=== Task input ===
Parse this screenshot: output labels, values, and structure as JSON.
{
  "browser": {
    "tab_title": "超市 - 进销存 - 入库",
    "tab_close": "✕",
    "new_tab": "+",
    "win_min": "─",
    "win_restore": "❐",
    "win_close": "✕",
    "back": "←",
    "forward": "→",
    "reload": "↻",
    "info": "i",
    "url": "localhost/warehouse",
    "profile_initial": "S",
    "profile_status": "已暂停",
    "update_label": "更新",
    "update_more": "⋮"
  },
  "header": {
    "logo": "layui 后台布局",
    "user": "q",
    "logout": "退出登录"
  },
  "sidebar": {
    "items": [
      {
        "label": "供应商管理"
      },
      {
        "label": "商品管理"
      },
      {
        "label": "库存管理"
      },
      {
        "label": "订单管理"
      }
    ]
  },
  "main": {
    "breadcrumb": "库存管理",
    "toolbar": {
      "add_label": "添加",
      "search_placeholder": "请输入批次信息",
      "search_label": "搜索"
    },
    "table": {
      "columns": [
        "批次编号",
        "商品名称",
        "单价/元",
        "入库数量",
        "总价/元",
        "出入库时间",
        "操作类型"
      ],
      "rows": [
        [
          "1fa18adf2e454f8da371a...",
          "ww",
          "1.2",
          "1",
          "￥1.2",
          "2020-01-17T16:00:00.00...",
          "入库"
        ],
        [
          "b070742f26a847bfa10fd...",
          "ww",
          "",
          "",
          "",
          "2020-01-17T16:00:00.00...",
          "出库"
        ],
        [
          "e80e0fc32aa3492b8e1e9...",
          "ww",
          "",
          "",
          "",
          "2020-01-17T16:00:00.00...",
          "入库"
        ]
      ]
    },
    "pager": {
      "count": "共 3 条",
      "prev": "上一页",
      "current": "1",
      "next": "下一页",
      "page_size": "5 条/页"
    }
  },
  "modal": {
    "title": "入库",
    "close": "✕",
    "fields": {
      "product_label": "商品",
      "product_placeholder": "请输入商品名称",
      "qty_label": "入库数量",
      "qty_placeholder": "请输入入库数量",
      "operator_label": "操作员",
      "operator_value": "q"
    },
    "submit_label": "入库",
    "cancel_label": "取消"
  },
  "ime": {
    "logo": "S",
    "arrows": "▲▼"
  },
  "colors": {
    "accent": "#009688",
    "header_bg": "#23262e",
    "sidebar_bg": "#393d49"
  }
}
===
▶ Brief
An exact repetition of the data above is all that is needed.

▶ Exercise output
Parse this screenshot: output labels, values, and structure as JSON.
{
  "browser": {
    "tab_title": "超市 - 进销存 - 入库",
    "tab_close": "✕",
    "new_tab": "+",
    "win_min": "─",
    "win_restore": "❐",
    "win_close": "✕",
    "back": "←",
    "forward": "→",
    "reload": "↻",
    "info": "i",
    "url": "localhost/warehouse",
    "profile_initial": "S",
    "profile_status": "已暂停",
    "update_label": "更新",
    "update_more": "⋮"
  },
  "header": {
    "logo": "layui 后台布局",
    "user": "q",
    "logout": "退出登录"
  },
  "sidebar": {
    "items": [
      {
        "label": "供应商管理"
      },
      {
        "label": "商品管理"
      },
      {
        "label": "库存管理"
      },
      {
        "label": "订单管理"
      }
    ]
  },
  "main": {
    "breadcrumb": "库存管理",
    "toolbar": {
      "add_label": "添加",
      "search_placeholder": "请输入批次信息",
      "search_label": "搜索"
    },
    "table": {
      "columns": [
        "批次编号",
        "商品名称",
        "单价/元",
        "入库数量",
        "总价/元",
        "出入库时间",
        "操作类型"
      ],
      "rows": [
        [
          "1fa18adf2e454f8da371a...",
          "ww",
          "1.2",
          "1",
          "￥1.2",
          "2020-01-17T16:00:00.00...",
          "入库"
        ],
        [
          "b070742f26a847bfa10fd...",
          "ww",
          "",
          "",
          "",
          "2020-01-17T16:00:00.00...",
          "出库"
        ],
        [
          "e80e0fc32aa3492b8e1e9...",
          "ww",
          "",
          "",
          "",
          "2020-01-17T16:00:00.00...",
          "入库"
        ]
      ]
    },
    "pager": {
      "count": "共 3 条",
      "prev": "上一页",
      "current": "1",
      "next": "下一页",
      "page_size": "5 条/页"
    }
  },
  "modal": {
    "title": "入库",
    "close": "✕",
    "fields": {
      "product_label": "商品",
      "product_placeholder": "请输入商品名称",
      "qty_label": "入库数量",
      "qty_placeholder": "请输入入库数量",
      "operator_label": "操作员",
      "operator_value": "q"
    },
    "submit_label": "入库",
    "cancel_label": "取消"
  },
  "ime": {
    "logo": "S",
    "arrows": "▲▼"
  },
  "colors": {
    "accent": "#009688",
    "header_bg": "#23262e",
    "sidebar_bg": "#393d49"
  }
}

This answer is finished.